Teva Pharmaceutical Industries
said Monday that it would buy rival generic drugmaker
in a deal worth $7.4 billion.
If its bid succeeds, Teva will reclaim the title of world's largest producer of generic drugs -- a designation it recently lost when
an $8.3 billion acquisition of Germany's
and the U.S. company
The acquisitions by Switzerland's Novartis will give its Sandoz generics unit about $5.1 billion in sales. Israel's Teva had $4.8 billion in sales last year, while Miami-based Ivax had $1.84 billion. Their combined revenue could exceed $7 billion by the time the deal closes in late 2005 or early 2006.
The transaction must be approved by shareholders of both companies, as well as by U.S. and European regulators. There's a good chance the companies will have to shed some products to overcome antitrust concerns.
Ivax shareholders will receive either $26 in cash or 0.8471 Teva American depositary shares. The deal is structured so that no more than half the payout will be in cash and no more than half will be in Teva's stock. At the rate Teva's stock is moving, Ivax shareholders will do better with Teva's stock than with cash. At Teva's current stock price, Ivax shareholders would get $26.80 a share.
A Continuing Trend
The Novartis acquisitions and the Teva bid illustrate what analysts have been predicting for quite some time: The generic drug industry, with its cutthroat pricing, is ripe for consolidation. If there was any surprise, it was that Ivax decided to be acquired rather than try to grow via acquisitions.
If the Teva bid is endorsed by regulators, the generic drug industry will be characterized two giants and everybody else. The next tier of publicly held U.S. generic companies -- with market capitalizations between $3 billion and $5 billion -- includes
. There are a handful of public companies with market caps ranging from $750 million to $1.6 billion along with several smaller U.S. generic drugmakers.
The initial Wall Street reaction to the Teva-Ivax deal was enthusiastic. Shares of Teva gained 48 cents, or 1.5%, to $31.64 Monday. The stock rose as high as $33.19. Shares of Ivax gained $2.55, or 11.2%, to $25.43, climbing as high as $26.98 and setting a new 52-week high.
"The deal would accelerate the ongoing consolidation of the generics industry -- a natural reaction to the deteriorating pricing environment," says Andrew Swanson, of Citigroup Smith Barney, in a Monday research note as he reiterated a buy rating on Ivax. He doesn't own shares, but his firm is a market maker and has had an investment-banking relationship with Ivax.
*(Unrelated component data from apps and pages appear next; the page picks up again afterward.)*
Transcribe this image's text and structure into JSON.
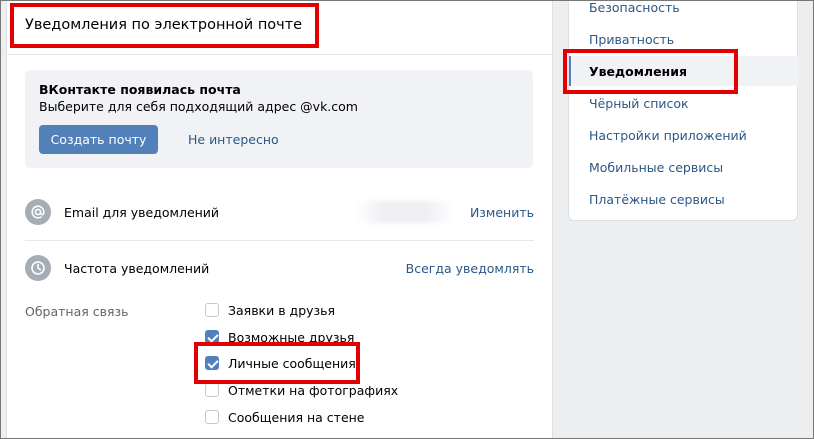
{
  "header": {
    "title": "Уведомления по электронной почте"
  },
  "promo": {
    "title": "ВКонтакте появилась почта",
    "subtitle": "Выберите для себя подходящий адрес @vk.com",
    "create_button": "Создать почту",
    "dismiss_link": "Не интересно"
  },
  "email_row": {
    "label": "Email для уведомлений",
    "action": "Изменить",
    "icon": "at-icon"
  },
  "frequency_row": {
    "label": "Частота уведомлений",
    "action": "Всегда уведомлять",
    "icon": "clock-icon"
  },
  "feedback": {
    "label": "Обратная связь",
    "options": [
      {
        "label": "Заявки в друзья",
        "checked": false
      },
      {
        "label": "Возможные друзья",
        "checked": true
      },
      {
        "label": "Личные сообщения",
        "checked": true
      },
      {
        "label": "Отметки на фотографиях",
        "checked": false
      },
      {
        "label": "Сообщения на стене",
        "checked": false
      }
    ]
  },
  "sidebar": {
    "items": [
      {
        "label": "Безопасность",
        "active": false
      },
      {
        "label": "Приватность",
        "active": false
      },
      {
        "label": "Уведомления",
        "active": true
      },
      {
        "label": "Чёрный список",
        "active": false
      },
      {
        "label": "Настройки приложений",
        "active": false
      },
      {
        "label": "Мобильные сервисы",
        "active": false
      },
      {
        "label": "Платёжные сервисы",
        "active": false
      }
    ]
  },
  "colors": {
    "accent": "#5181b8",
    "link": "#2a5885",
    "highlight": "#e40000",
    "background": "#edeef0"
  }
}
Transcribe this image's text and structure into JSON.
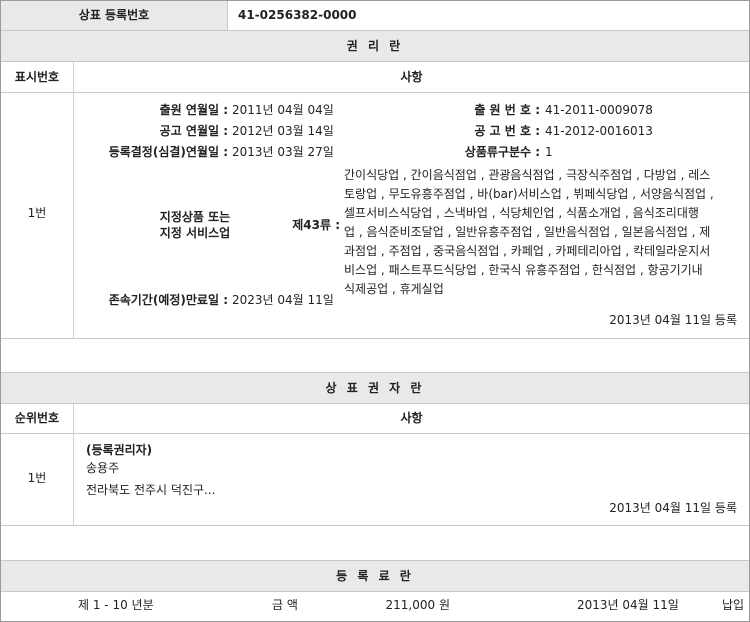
{
  "reg_number": {
    "label": "상표 등록번호",
    "value": "41-0256382-0000"
  },
  "rights": {
    "section_title": "권 리 란",
    "col_no": "표시번호",
    "col_matter": "사항",
    "row_no": "1번",
    "app_date_label": "출원 연월일 :",
    "app_date": "2011년 04월 04일",
    "app_no_label": "출 원 번 호 :",
    "app_no": "41-2011-0009078",
    "pub_date_label": "공고 연월일 :",
    "pub_date": "2012년 03월 14일",
    "pub_no_label": "공 고 번 호 :",
    "pub_no": "41-2012-0016013",
    "decision_label": "등록결정(심결)연월일 :",
    "decision_date": "2013년 03월 27일",
    "class_count_label": "상품류구분수 :",
    "class_count": "1",
    "goods_label_1": "지정상품 또는",
    "goods_label_2": "지정 서비스업",
    "class_label": "제43류 :",
    "goods_lines": [
      "간이식당업 , 간이음식점업 , 관광음식점업 , 극장식주점업 , 다방업 , 레스",
      "토랑업 , 무도유흥주점업 , 바(bar)서비스업 , 뷔페식당업 , 서양음식점업 ,",
      "셀프서비스식당업 , 스낵바업 , 식당체인업 , 식품소개업 , 음식조리대행",
      "업 , 음식준비조달업 , 일반유흥주점업 , 일반음식점업 , 일본음식점업 , 제",
      "과점업 , 주점업 , 중국음식점업 , 카페업 , 카페테리아업 , 칵테일라운지서",
      "비스업 , 패스트푸드식당업 , 한국식 유흥주점업 , 한식점업 , 항공기기내",
      "식제공업 , 휴게실업"
    ],
    "expiry_label": "존속기간(예정)만료일 :",
    "expiry_date": "2023년 04월 11일",
    "reg_note": "2013년 04월 11일 등록"
  },
  "holders": {
    "section_title": "상 표 권 자 란",
    "col_no": "순위번호",
    "col_matter": "사항",
    "row_no": "1번",
    "role": "(등록권리자)",
    "name": "송용주",
    "address": "전라북도 전주시 덕진구...",
    "reg_note": "2013년 04월 11일 등록"
  },
  "fees": {
    "section_title": "등 록 료 란",
    "period": "제 1 - 10 년분",
    "amount_label": "금 액",
    "amount": "211,000 원",
    "date": "2013년 04월 11일",
    "status": "납입"
  }
}
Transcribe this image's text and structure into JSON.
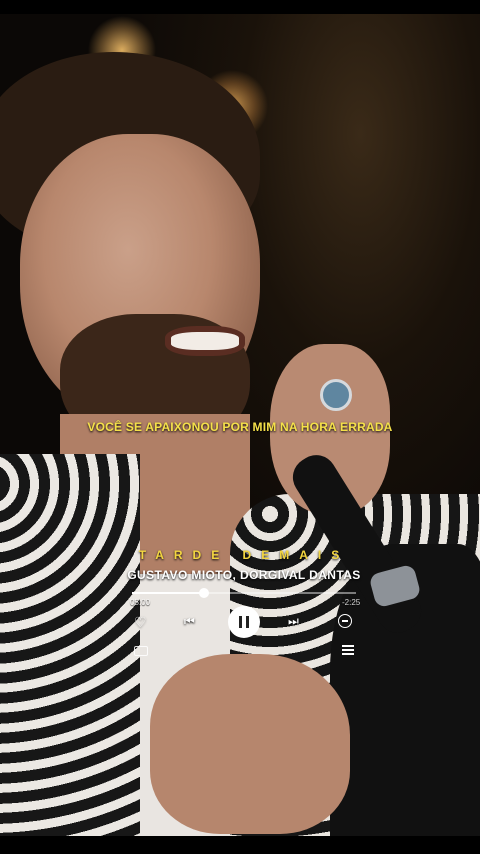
{
  "lyric": "VOCÊ SE APAIXONOU POR MIM NA HORA ERRADA",
  "player": {
    "title": "TARDE DEMAIS",
    "artist": "GUSTAVO MIOTO, DORGIVAL DANTAS",
    "current_time": "05:00",
    "remaining_time": "-2:25",
    "progress": 0.32,
    "icons": {
      "like": "heart-icon",
      "previous": "previous-icon",
      "play_pause": "pause-icon",
      "next": "next-icon",
      "remove": "minus-circle-icon",
      "lyrics": "lyrics-icon",
      "queue": "queue-icon"
    }
  },
  "colors": {
    "lyric": "#f5e14a",
    "title": "#f3d640"
  }
}
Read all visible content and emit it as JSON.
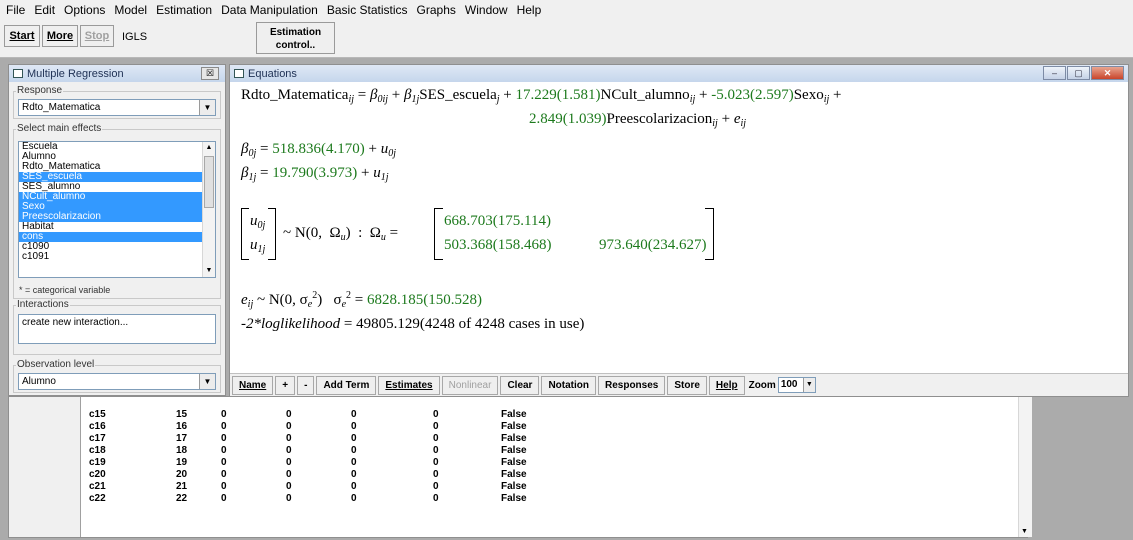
{
  "menubar": [
    "File",
    "Edit",
    "Options",
    "Model",
    "Estimation",
    "Data Manipulation",
    "Basic Statistics",
    "Graphs",
    "Window",
    "Help"
  ],
  "toolbar": {
    "start": "Start",
    "more": "More",
    "stop": "Stop",
    "method": "IGLS",
    "estimation_line1": "Estimation",
    "estimation_line2": "control.."
  },
  "mr_panel": {
    "title": "Multiple Regression",
    "close": "☒",
    "response_label": "Response",
    "response_value": "Rdto_Matematica",
    "main_effects_label": "Select main effects",
    "variables": [
      {
        "name": "Escuela",
        "selected": false
      },
      {
        "name": "Alumno",
        "selected": false
      },
      {
        "name": "Rdto_Matematica",
        "selected": false
      },
      {
        "name": "SES_escuela",
        "selected": true
      },
      {
        "name": "SES_alumno",
        "selected": false
      },
      {
        "name": "NCult_alumno",
        "selected": true
      },
      {
        "name": "Sexo",
        "selected": true
      },
      {
        "name": "Preescolarizacion",
        "selected": true
      },
      {
        "name": "Habitat",
        "selected": false
      },
      {
        "name": "cons",
        "selected": true
      },
      {
        "name": "c1090",
        "selected": false
      },
      {
        "name": "c1091",
        "selected": false
      }
    ],
    "categorical_note": "* = categorical variable",
    "interactions_label": "Interactions",
    "interactions_text": "create new interaction...",
    "obs_level_label": "Observation level",
    "obs_level_value": "Alumno"
  },
  "equations": {
    "title": "Equations",
    "l1_a": "Rdto_Matematica",
    "l1_b": "SES_escuela",
    "l1_c": "17.229(1.581)",
    "l1_d": "NCult_alumno",
    "l1_e": "-5.023(2.597)",
    "l1_f": "Sexo",
    "l2_a": "2.849(1.039)",
    "l2_b": "Preescolarizacion",
    "b0_val": "518.836(4.170)",
    "b1_val": "19.790(3.973)",
    "omega_11": "668.703(175.114)",
    "omega_21": "503.368(158.468)",
    "omega_22": "973.640(234.627)",
    "sigma_e": "6828.185(150.528)",
    "loglik_label": "-2*loglikelihood",
    "loglik_value": "49805.129(4248 of 4248 cases in use)"
  },
  "eq_toolbar": {
    "name": "Name",
    "plus": "+",
    "minus": "-",
    "add_term": "Add Term",
    "estimates": "Estimates",
    "nonlinear": "Nonlinear",
    "clear": "Clear",
    "notation": "Notation",
    "responses": "Responses",
    "store": "Store",
    "help": "Help",
    "zoom_label": "Zoom",
    "zoom_value": "100"
  },
  "data_rows": [
    {
      "name": "c15",
      "n": "15",
      "a": "0",
      "b": "0",
      "c": "0",
      "d": "0",
      "f": "False"
    },
    {
      "name": "c16",
      "n": "16",
      "a": "0",
      "b": "0",
      "c": "0",
      "d": "0",
      "f": "False"
    },
    {
      "name": "c17",
      "n": "17",
      "a": "0",
      "b": "0",
      "c": "0",
      "d": "0",
      "f": "False"
    },
    {
      "name": "c18",
      "n": "18",
      "a": "0",
      "b": "0",
      "c": "0",
      "d": "0",
      "f": "False"
    },
    {
      "name": "c19",
      "n": "19",
      "a": "0",
      "b": "0",
      "c": "0",
      "d": "0",
      "f": "False"
    },
    {
      "name": "c20",
      "n": "20",
      "a": "0",
      "b": "0",
      "c": "0",
      "d": "0",
      "f": "False"
    },
    {
      "name": "c21",
      "n": "21",
      "a": "0",
      "b": "0",
      "c": "0",
      "d": "0",
      "f": "False"
    },
    {
      "name": "c22",
      "n": "22",
      "a": "0",
      "b": "0",
      "c": "0",
      "d": "0",
      "f": "False"
    }
  ]
}
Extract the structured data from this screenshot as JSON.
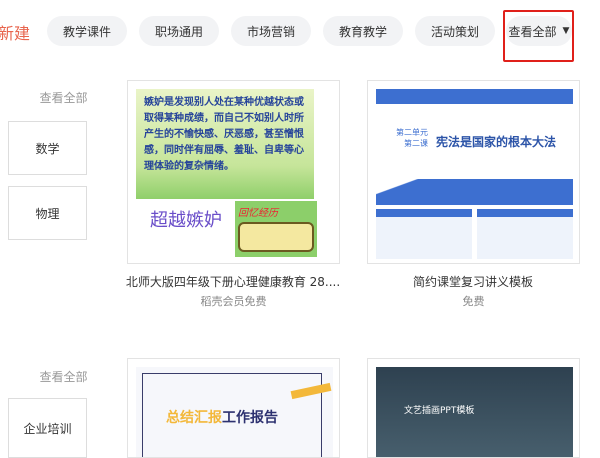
{
  "header": {
    "new_label": "新建",
    "tags": [
      "教学课件",
      "职场通用",
      "市场营销",
      "教育教学",
      "活动策划"
    ],
    "view_all_dropdown": "查看全部"
  },
  "sections": [
    {
      "view_all": "查看全部",
      "categories": [
        "数学",
        "物理"
      ],
      "cards": [
        {
          "title": "北师大版四年级下册心理健康教育 28....",
          "price": "稻壳会员免费",
          "thumb": {
            "main_text": "嫉妒是发现别人处在某种优越状态或取得某种成绩，而自己不如别人时所产生的不愉快感、厌恶感，甚至憎恨感，同时伴有屈辱、羞耻、自卑等心理体验的复杂情绪。",
            "caption": "超越嫉妒",
            "badge": "回忆经历"
          }
        },
        {
          "title": "简约课堂复习讲义模板",
          "price": "免费",
          "thumb": {
            "heading": "宪法是国家的根本大法",
            "unit": "第二单元",
            "lesson": "第二课"
          }
        }
      ]
    },
    {
      "view_all": "查看全部",
      "categories": [
        "企业培训"
      ],
      "cards": [
        {
          "thumb": {
            "heading_a": "总结汇报",
            "heading_b": "工作报告"
          }
        },
        {
          "thumb": {
            "heading": "文艺插画PPT模板"
          }
        }
      ]
    }
  ],
  "colors": {
    "accent": "#e8654e",
    "highlight_border": "#e0201a"
  }
}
"We like it," says David Woodburn, of Prudential Equity Group, in a Monday report to clients as he maintained an overweight rating on Teva. "It brings Teva's management skill to Ivax's attractive assets. Financially, the deal appears attractive as Teva indicates that the deal will become accretive in the first year." Woodburn doesn't own shares, and his firm doesn't have an investment-banking relationship with the company.
What Stays, What Goes
Analysts expect the companies to unload some assets to get the deal past regulators. They predict Ivax will have to sell its generic version of the narcotic painkiller OxyContin because Teva sells a generic product, too.
A more difficult question, says Woodburn, is what happens to the multiple sclerosis products at both companies. Teva sells the brand-name injectable MS drug, Copaxone, and is testing a pill version. Teva also is working with Sweden's
to develop an oral MS drug. Ivax and
are trying to develop an MS pill called Mylinax, which has just entered late-stage clinical trials.
The potential combination of Teva and Ivax illustrates another fact of life in the generics industry: Many generic companies also make and sell brand-name drugs. Brand-name products provide greater profit margins than do generic drugs, but they also require a heavy investment in R&D and a sales force.
Some generic companies have found that the brand-name route is too expensive. Mylan Laboratories, for example,
dropped its attempt to acquire brand-name drug company
sell its brand-name drug assets so it could concentrate on its generic drugs.
Citigroup Smith Barney's Swanson suggests that one reason for Teva's courting of Ivax is the Miami-based company's franchise for brand-name medications for asthma and allergies.
The companies said their combination would create a strong geographical reach, capitalizing on Ivax's presence in Latin America and central and eastern Europe, Teva's European market clout and both companies' emphasis on North America.
Standard & Poor's placed its ratings for Teva, including its BBB corporate credit rating, on CreditWatch with negative implications. CreditWatch means the ratings firm is evaluating the news to determine if it will change its rating. The BBB rating is one step above the minimum investment-grade rating.
"While the current rating factors in an expectation of acquisitiveness, and management has established a solid track record of effectively integrating acquired operations and repaying debt, the acquisition of Ivax will be Teva's largest by far," S&P said. "Teva's ability to sustain its strong operating performance and improve credit protection measures will be key to preventing a potential rating downgrade."